This means that life insurance can be used as a market-risk-free means of gaining retirement income, while at the same time, allowing you to take advantage of gains in the market. If the index goes down, no interest will be credited to the cash value, but the policyholder won’t see a loss. IUL policies can be a great way to boost the value of cash value because, generally, indexes see better returns than a standard-rate policy.
After a while, this cash value could represent a significant pool of income. It grows on a tax-deferred basis, and death benefits are paid out tax free as well. This cash value can be drawn upon in the form of a loan, which is made at an interest rate much lower than a financial institution would likely offer.

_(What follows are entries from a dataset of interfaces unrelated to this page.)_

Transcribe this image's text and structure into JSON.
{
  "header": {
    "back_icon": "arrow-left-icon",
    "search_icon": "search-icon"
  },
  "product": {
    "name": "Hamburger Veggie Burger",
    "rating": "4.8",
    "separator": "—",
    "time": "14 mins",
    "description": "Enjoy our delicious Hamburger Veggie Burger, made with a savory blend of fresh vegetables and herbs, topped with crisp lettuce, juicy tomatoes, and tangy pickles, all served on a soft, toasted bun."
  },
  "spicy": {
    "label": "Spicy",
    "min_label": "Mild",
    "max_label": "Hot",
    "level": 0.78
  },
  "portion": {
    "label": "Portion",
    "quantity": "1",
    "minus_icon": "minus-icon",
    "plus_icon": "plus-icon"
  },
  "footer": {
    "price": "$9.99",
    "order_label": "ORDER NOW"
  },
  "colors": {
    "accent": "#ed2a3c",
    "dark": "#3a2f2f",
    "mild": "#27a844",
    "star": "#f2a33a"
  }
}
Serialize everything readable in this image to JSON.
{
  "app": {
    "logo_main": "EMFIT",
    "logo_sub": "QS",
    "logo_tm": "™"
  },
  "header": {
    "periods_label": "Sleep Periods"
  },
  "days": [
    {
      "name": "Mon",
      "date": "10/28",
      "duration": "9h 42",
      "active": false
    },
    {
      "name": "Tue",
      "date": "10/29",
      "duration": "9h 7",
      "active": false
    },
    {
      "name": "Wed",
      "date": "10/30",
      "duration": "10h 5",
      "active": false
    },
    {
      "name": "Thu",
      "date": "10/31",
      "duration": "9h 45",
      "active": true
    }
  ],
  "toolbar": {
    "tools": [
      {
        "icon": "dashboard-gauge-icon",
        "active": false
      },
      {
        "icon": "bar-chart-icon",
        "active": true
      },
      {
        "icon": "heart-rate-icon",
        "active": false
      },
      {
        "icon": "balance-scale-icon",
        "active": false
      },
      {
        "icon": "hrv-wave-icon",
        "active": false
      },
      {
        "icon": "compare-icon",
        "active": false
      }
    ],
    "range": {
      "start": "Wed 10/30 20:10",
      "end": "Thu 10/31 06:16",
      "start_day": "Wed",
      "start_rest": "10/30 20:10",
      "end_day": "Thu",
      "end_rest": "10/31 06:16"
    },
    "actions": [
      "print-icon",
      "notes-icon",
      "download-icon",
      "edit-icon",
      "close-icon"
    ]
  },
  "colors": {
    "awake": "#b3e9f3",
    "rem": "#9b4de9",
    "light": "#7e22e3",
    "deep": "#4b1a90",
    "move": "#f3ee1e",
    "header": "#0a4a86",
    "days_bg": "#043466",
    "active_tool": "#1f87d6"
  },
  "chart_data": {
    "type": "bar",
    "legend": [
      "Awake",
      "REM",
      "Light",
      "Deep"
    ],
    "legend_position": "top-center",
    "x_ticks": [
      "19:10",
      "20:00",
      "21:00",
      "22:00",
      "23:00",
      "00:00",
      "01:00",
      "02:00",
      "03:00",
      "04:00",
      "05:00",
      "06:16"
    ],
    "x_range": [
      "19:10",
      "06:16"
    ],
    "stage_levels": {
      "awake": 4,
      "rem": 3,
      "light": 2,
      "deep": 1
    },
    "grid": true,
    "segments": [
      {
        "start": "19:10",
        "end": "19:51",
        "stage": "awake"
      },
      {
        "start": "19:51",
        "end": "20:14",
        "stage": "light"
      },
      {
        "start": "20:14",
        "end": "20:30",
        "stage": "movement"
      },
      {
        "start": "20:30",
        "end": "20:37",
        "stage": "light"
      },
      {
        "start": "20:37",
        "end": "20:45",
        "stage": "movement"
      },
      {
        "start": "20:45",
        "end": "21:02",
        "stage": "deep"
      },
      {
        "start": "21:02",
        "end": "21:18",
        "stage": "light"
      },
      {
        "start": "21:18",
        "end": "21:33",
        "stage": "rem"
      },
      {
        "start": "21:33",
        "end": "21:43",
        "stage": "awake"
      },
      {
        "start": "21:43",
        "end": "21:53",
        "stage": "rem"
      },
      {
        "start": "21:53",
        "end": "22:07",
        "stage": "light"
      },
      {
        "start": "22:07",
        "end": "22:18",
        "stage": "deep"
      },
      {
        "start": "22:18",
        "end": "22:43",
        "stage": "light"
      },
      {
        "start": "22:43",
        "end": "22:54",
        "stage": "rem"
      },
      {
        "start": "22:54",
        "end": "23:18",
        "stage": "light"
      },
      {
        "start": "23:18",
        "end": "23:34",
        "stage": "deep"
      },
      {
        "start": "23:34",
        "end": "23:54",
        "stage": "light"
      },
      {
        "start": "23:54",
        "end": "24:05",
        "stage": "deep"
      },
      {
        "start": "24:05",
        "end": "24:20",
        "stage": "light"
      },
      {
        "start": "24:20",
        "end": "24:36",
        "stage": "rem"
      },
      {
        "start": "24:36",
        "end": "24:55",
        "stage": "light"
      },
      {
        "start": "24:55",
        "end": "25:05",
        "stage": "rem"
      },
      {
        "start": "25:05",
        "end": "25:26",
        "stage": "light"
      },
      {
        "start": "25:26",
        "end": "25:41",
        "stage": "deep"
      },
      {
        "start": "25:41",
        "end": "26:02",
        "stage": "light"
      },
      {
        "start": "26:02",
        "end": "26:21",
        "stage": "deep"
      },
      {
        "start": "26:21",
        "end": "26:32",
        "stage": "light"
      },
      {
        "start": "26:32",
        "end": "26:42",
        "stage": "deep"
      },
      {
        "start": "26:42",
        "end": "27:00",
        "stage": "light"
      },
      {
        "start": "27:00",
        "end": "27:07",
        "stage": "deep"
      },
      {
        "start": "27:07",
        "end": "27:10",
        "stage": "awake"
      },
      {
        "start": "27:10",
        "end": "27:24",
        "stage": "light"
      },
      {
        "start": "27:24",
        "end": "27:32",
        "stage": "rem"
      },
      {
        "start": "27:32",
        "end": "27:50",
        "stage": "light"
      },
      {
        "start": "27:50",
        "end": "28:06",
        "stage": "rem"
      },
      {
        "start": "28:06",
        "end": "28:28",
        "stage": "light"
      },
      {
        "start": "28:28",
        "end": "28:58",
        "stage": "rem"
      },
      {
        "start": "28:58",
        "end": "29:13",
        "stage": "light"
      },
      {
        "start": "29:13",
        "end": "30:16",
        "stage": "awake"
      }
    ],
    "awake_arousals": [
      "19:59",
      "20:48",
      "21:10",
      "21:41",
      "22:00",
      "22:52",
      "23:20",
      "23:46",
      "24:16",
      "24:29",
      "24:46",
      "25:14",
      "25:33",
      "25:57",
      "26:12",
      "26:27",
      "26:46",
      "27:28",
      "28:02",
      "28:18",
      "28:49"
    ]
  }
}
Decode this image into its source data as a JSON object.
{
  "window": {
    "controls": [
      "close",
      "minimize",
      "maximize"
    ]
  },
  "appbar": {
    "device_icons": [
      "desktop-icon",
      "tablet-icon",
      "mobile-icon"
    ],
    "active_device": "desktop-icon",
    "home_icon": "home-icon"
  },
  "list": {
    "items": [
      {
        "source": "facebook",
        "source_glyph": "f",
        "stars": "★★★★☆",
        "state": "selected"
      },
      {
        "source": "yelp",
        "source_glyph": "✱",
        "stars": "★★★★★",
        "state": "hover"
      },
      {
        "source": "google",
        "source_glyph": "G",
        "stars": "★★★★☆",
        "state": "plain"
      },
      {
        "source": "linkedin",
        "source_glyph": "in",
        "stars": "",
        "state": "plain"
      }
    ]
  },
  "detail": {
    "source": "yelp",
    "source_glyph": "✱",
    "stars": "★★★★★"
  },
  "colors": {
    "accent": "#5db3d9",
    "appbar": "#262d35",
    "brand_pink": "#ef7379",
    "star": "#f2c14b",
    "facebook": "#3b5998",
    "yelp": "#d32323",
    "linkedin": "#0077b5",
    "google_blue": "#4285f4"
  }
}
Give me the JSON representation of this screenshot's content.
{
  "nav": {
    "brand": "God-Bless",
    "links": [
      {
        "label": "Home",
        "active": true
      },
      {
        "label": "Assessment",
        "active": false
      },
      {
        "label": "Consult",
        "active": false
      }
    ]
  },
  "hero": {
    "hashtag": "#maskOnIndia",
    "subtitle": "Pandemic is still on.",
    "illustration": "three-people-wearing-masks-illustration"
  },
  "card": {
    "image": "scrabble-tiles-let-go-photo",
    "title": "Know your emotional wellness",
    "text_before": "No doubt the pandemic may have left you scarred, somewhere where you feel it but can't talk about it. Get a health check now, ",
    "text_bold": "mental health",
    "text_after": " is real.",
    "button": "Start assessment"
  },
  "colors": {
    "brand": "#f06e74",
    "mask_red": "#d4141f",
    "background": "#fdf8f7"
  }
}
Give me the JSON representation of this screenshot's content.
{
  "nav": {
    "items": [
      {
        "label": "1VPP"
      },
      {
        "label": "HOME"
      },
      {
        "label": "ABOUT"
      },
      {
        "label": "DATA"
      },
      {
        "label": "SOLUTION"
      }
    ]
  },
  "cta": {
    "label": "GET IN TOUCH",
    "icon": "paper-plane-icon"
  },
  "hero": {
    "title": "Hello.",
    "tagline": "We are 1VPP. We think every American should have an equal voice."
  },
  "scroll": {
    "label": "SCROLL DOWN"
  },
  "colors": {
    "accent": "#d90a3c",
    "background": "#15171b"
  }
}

The death benefit acts as the collateral for this loan. So if you withdraw funds from the cash value during your lifetime, you don’t have to pay them back. Instead, that withdrawal will be taken out of the eventual death benefit, with the remainder going to your heirs.
In late retirement, having these funds available can help to supplement your income. Unlike standard retirement products, you don’t have to take payments unless you need them. If the cash value accumulates enough, it can even be used to pay future premium payments, so you won’t have to make any out-of-pocket payments. While this can be a good way to create wealth, there are some drawbacks to using life insurance as a late retirement planning product.
The Risks of Universal Life in Late Retirement Planning
While universal life can be a good option for some, it’s not ideal for everyone. One of the first areas of concern in using universal life insurance for retirement planning is how it will impact your heir’s benefits. As using the cash value depletes the death benefit, if you use too much of it, there’s a chance that your heirs won’t have much left behind when you pass away.
The next issue is that it could take a while for cash value to grow enough to create a significant amount of income. Purchasing a UL policy is best done as early as possible because it could take a decade or more for the cash value to create a viable pool of supplemental income.
Finally, for individuals who are in poor health, premiums could be quite high, meaning that most disposable income would go to paying the premium, with little left over for dedicating to the cash value. These programs can be set up to allow tax-free loans or structured as a Modified Endowment contract, which will provide a better yield and return on investment but for all distributions other than the death benefit will be taxable. In this case, it’s best to talk to a qualified life insurance advisor, like one of Howard Kaye’s experts, as a means of finding the best possible policy for your situation. Call us today at 800-DIE-RICH to get started.